The cause of yesterday's tragedy is said to be human error - a crane placed a huge load of iron rods on the upper part of the bridge, far too heavy for the under-construction bridge according to a statement from Mattar Al Tayer of the RTA. The seven workers were killed instantly and a fleet of rescue helicopters airlifted the injured to Rashid Hospital.

A committee of officials from the RTA, Dubai Police and Public Prosecutors has been formed to investigate the acident. I hope they include something I've talked about before - site supervision.

Thursday, November 08, 2007

More Salik twists...

I just received a message from Salik that my account needs topping up.

Strange, I thought, I've only been through the tollgates six times, which means I still have Dh26 in my account.

Scrolling through the message I found the answer - which was a surprise. "Balance of 30AED is below the set recharge value." it told me.

Set recharge value? Do we know about this? I didn't. I haven't seen that anywhere. Have I missed it?

Anyway, I went into the website and eventually found the page that lets me manage and top up my account.
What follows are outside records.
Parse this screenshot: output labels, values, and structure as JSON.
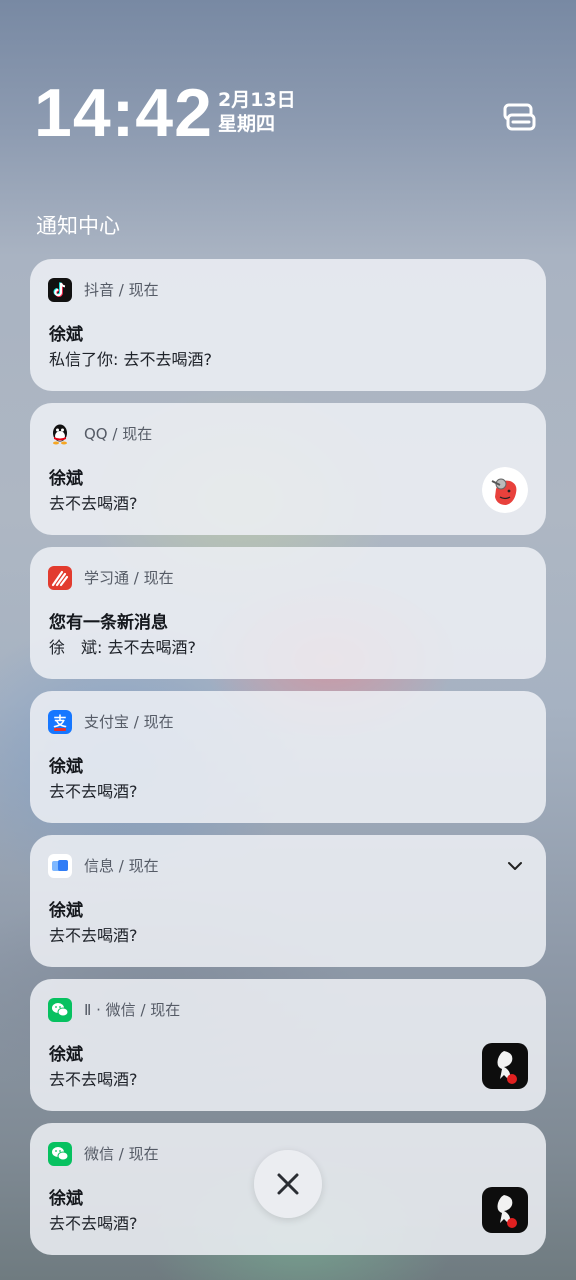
{
  "status": {
    "time": "14:42",
    "date": "2月13日",
    "weekday": "星期四"
  },
  "section_title": "通知中心",
  "notifications": [
    {
      "app": "抖音",
      "when": "现在",
      "title": "徐斌",
      "body": "私信了你: 去不去喝酒?",
      "icon": "douyin-icon"
    },
    {
      "app": "QQ",
      "when": "现在",
      "title": "徐斌",
      "body": "去不去喝酒?",
      "icon": "qq-icon"
    },
    {
      "app": "学习通",
      "when": "现在",
      "title": "您有一条新消息",
      "body": "徐　斌: 去不去喝酒?",
      "icon": "xuexitong-icon"
    },
    {
      "app": "支付宝",
      "when": "现在",
      "title": "徐斌",
      "body": "去不去喝酒?",
      "icon": "alipay-icon"
    },
    {
      "app": "信息",
      "when": "现在",
      "title": "徐斌",
      "body": "去不去喝酒?",
      "icon": "messages-icon"
    },
    {
      "app": "Ⅱ · 微信",
      "when": "现在",
      "title": "徐斌",
      "body": "去不去喝酒?",
      "icon": "wechat-icon"
    },
    {
      "app": "微信",
      "when": "现在",
      "title": "徐斌",
      "body": "去不去喝酒?",
      "icon": "wechat-icon"
    }
  ],
  "separator": "/",
  "colors": {
    "text_white": "#ffffff",
    "card_bg": "#eef0f5",
    "douyin": "#111111",
    "alipay": "#1677ff",
    "wechat": "#07c160",
    "xuexitong": "#e23b2e",
    "messages": "#2f7cf6"
  }
}
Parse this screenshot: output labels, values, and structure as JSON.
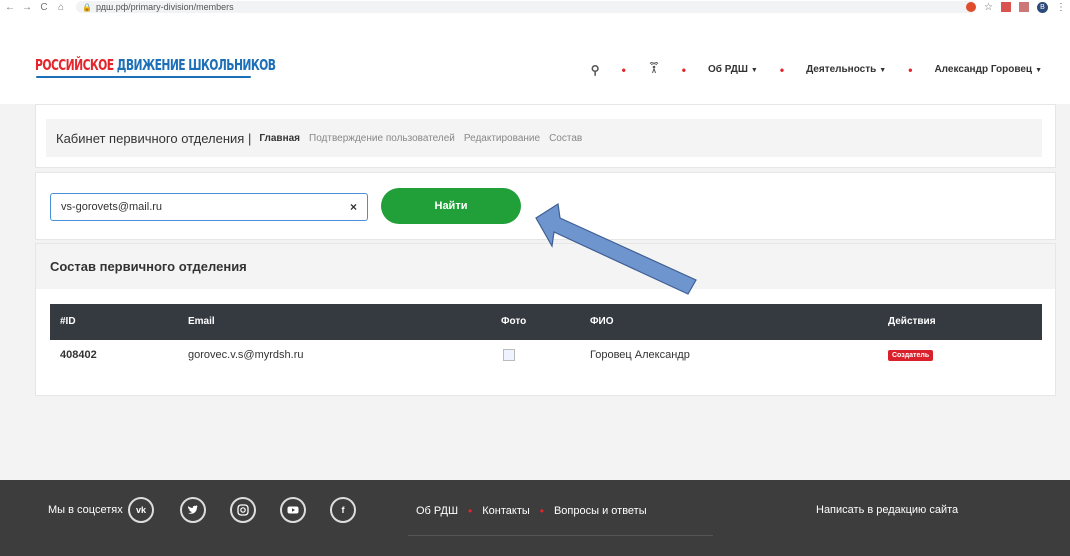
{
  "browser": {
    "url": "рдш.рф/primary-division/members",
    "back": "←",
    "forward": "→",
    "reload": "C",
    "home": "⌂",
    "profile": "В"
  },
  "header": {
    "logo_part1": "РОССИЙСКОЕ",
    "logo_part2": "ДВИЖЕНИЕ ШКОЛЬНИКОВ",
    "nav": {
      "search_icon": "search-icon",
      "about": "Об РДШ",
      "activity": "Деятельность",
      "user": "Александр Горовец"
    }
  },
  "cabinet": {
    "title": "Кабинет первичного отделения |",
    "links": [
      "Главная",
      "Подтверждение пользователей",
      "Редактирование",
      "Состав"
    ],
    "active": "Главная"
  },
  "search": {
    "value": "vs-gorovets@mail.ru",
    "clear": "×",
    "button": "Найти"
  },
  "members": {
    "title": "Состав первичного отделения",
    "columns": [
      "#ID",
      "Email",
      "Фото",
      "ФИО",
      "Действия"
    ],
    "rows": [
      {
        "id": "408402",
        "email": "gorovec.v.s@myrdsh.ru",
        "name": "Горовец Александр",
        "action": "Создатель"
      }
    ]
  },
  "footer": {
    "social_label": "Мы в соцсетях",
    "social": [
      "vk",
      "twitter",
      "instagram",
      "youtube",
      "f"
    ],
    "links": [
      "Об РДШ",
      "Контакты",
      "Вопросы и ответы"
    ],
    "write": "Написать в редакцию сайта"
  },
  "colors": {
    "accent_red": "#e4252c",
    "accent_blue": "#1d6fb8",
    "button_green": "#21a03a",
    "table_head": "#343a40",
    "arrow": "#6f95cf"
  }
}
Another surprise - I couldn't top it back up to the original Dh50 because the minimum amount accepted is Dh50.

A 'set recharge value' of Dh30 and a minimum top up of Dh50. Have I misssed the information on all this? Does everyone but me know about it?

Monday, November 05, 2007

Good news for construction workers

The Emirates news agency WAM reports some good news from the UAE Cabinet meeting held on Sunday.

The Ministry of Labour was told to collaborate with construction companies to prepare, as a matter of urgency, proposals on the issue of the salaries of workers in the construction sector.

They will also, the Ministry said, ' intensify their inspections of workers' accommodation, noting that some of the housing facilities being provided to workers by some companies are sub-standard and do not meet the conditions and specifications laid down by the laws of the state'.

Ain't that the truth.

Later, The Big Boss, who of course presided over the Cabinet meeting, was at Dubai Municipality. He ordered an increase in the number of inspectors to cover all labour accommodation and he instructed the Municipality to double its efforts to preserve the image of Dubai.

Later, Labour Ministry Assistant Under-Secretary, Humaid bin Deemas, was forthcoming in his statements.

He said the Labour Ministry was following with deep concern the protests being made by workers from a number of construction companies which it was dealing with. It was also committed to taking the necessary measures to bring an end to any form of violation of the law.

He said the Ministry strongly insists that all workers must receive full wages without any deductions, for whatever reason. He said the ministry totally rejects the excuses being given by some companies for their practice of withholding wages. The ministry was determined to eradicate this practice which, he said, was considered by the UAE government to be an unacceptable form of exploitation that is in contravention of the law. He warned that the ministry will impose heavy fines and severe punishments on all those who are found by the supervisory committee to have violated the law.

There are two obvious observations to make I suppose.

One, wouldn't it be nice if we didn't need this kind of enforcement because we all treated each other with respect and honesty. Human nature being what it is, though, far too many people take any advantage they can from other people.

Two, why does it need Sheikh Mohammed bin Rashid and the Cabinet to tell the Ministries they need to do what they should be doing as a matter of course?

Salaries not being paid, deductions from salaries, sub-standard accommodation and conditions, all are illegal. It's been going on for years, yet here we are needing a Cabinet directive because the Ministry of Labour isn't on top of it.

If you'd like to read the original WAM reports they are here and here.

Saturday, November 03, 2007

It's raining!

I thought I should record the fact that it rained today.

I can't temember the last time we had rain - sometime last winter obviously - but we had a little bit today. Not what we'd call rain in Australia of course, but enough to leave some wet patches on the ground.

It's apparently the fringe of the weather Oman is getting, and we're getting something we see very rarely, cloudy skies.